╭─ Records shown

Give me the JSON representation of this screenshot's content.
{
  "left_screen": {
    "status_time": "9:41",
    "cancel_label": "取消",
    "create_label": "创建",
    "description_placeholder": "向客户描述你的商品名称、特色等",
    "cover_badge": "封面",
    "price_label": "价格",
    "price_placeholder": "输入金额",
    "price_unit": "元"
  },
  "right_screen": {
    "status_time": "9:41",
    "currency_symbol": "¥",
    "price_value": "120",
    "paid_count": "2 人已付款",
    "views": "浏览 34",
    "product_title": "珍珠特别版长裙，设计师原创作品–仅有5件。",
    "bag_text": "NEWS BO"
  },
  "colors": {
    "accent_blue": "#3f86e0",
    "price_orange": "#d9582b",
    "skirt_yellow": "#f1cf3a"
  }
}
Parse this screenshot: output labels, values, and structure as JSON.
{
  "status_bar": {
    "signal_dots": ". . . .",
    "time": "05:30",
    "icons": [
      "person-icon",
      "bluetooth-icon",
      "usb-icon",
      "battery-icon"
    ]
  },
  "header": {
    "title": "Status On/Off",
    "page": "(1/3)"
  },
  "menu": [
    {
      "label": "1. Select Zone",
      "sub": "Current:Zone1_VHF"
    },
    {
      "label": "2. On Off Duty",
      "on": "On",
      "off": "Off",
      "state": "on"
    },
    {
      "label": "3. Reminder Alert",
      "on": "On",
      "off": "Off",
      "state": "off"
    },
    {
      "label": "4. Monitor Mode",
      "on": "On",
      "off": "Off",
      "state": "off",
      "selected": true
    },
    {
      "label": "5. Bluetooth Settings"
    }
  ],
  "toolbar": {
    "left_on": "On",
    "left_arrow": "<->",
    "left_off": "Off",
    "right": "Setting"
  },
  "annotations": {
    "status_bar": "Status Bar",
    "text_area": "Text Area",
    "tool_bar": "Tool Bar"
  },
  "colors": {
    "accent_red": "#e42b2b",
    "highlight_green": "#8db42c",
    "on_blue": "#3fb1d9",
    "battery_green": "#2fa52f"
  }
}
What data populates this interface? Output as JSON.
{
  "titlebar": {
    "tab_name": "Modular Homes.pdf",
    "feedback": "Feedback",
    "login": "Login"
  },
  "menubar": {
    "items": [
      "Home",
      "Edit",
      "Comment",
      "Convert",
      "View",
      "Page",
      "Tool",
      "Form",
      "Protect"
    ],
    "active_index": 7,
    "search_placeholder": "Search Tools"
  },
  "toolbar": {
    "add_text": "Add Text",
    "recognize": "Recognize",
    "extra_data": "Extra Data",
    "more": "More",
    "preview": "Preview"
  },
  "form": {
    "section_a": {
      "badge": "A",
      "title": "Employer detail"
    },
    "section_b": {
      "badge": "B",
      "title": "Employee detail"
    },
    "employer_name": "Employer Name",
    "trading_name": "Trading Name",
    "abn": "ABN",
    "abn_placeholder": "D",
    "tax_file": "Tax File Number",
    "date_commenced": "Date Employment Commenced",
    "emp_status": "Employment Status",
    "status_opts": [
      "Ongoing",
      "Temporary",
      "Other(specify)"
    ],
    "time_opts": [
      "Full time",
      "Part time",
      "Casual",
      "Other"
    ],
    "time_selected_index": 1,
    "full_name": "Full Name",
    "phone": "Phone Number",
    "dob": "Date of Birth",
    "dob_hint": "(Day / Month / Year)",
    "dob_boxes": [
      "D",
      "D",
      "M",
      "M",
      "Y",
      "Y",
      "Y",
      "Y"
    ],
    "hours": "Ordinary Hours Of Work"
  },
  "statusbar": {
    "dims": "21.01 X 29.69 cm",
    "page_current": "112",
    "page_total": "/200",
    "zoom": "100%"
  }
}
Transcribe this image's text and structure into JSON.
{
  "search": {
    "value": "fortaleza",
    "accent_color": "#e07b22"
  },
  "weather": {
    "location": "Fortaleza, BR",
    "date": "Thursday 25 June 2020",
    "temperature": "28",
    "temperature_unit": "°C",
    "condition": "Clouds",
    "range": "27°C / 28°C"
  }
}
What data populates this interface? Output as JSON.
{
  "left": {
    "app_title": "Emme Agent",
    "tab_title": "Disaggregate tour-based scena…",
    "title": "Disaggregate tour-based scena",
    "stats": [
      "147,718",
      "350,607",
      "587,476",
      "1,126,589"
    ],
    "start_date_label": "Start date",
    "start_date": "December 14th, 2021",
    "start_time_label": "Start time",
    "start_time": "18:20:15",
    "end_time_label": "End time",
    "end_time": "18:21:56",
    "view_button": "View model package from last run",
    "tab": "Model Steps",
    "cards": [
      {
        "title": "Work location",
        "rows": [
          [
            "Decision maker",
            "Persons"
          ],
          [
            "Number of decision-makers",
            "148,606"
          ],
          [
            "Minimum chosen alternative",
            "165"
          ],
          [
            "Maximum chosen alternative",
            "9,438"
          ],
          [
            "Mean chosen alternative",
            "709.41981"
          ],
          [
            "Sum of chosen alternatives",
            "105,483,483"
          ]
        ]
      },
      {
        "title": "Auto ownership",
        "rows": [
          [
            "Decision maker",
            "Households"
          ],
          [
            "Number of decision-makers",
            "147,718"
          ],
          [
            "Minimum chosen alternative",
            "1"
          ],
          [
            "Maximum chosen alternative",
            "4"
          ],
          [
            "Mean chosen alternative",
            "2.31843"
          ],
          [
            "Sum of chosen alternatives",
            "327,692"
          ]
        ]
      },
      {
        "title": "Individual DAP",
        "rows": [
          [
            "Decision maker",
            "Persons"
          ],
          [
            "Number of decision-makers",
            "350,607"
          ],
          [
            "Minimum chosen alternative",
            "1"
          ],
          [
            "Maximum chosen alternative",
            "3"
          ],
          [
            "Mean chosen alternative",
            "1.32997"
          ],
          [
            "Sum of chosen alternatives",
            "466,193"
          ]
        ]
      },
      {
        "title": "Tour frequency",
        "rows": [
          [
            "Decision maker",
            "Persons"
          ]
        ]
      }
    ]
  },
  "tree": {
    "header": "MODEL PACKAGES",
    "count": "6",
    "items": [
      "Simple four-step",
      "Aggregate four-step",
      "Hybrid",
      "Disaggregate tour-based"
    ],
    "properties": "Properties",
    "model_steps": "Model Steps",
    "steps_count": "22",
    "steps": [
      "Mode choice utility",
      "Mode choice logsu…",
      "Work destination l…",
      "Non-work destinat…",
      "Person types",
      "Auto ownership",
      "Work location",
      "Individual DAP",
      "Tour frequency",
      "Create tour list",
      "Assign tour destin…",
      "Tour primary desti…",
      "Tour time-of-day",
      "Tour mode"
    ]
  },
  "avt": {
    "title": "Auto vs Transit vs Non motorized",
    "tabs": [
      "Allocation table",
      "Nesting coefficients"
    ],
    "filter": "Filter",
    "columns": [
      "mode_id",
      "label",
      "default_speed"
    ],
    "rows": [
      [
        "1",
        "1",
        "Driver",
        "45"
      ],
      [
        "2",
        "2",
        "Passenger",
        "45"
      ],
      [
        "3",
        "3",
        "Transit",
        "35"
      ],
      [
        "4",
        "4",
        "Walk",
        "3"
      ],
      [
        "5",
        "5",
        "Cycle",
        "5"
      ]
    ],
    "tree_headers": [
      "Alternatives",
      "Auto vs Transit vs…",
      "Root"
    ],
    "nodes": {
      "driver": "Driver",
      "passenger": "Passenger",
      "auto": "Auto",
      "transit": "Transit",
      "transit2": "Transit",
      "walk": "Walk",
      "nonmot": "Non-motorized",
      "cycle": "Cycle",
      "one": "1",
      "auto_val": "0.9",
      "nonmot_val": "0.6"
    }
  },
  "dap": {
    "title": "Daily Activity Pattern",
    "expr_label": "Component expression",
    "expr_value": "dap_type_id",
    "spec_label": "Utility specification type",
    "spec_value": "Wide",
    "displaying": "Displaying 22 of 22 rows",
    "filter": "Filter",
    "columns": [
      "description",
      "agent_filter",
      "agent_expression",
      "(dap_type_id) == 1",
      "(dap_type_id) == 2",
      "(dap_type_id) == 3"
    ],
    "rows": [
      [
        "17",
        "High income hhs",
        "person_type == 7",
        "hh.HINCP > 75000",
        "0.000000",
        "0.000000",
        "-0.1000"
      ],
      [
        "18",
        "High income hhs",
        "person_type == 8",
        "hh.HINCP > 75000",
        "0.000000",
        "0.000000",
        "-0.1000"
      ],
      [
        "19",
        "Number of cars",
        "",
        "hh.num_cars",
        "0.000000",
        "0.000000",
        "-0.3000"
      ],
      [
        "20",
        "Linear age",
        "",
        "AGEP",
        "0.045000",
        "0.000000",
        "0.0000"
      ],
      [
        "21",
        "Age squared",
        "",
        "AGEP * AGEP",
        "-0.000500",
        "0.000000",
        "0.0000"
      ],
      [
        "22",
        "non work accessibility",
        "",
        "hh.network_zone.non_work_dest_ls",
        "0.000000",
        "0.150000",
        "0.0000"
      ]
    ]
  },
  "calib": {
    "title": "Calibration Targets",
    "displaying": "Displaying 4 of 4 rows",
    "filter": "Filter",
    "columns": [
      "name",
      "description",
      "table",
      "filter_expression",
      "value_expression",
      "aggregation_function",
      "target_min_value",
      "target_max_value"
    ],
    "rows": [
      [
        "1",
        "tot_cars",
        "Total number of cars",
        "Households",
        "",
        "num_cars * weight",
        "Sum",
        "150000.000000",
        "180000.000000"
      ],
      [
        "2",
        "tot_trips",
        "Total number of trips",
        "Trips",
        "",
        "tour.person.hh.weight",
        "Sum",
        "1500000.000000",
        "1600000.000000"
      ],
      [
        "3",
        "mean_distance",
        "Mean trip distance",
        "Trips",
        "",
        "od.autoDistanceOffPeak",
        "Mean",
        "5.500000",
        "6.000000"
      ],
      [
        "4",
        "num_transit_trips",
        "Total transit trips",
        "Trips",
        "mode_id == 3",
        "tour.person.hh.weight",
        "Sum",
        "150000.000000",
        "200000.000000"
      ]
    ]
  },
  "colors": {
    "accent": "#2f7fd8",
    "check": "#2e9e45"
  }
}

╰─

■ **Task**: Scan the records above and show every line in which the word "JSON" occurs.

■ **Response area**:
Give me the JSON representation of this screenshot's content.
Parse this screenshot: output labels, values, and structure as JSON.
What data populates this interface? Output as JSON.
Transcribe this image's text and structure into JSON.
What data populates this interface? Output as JSON.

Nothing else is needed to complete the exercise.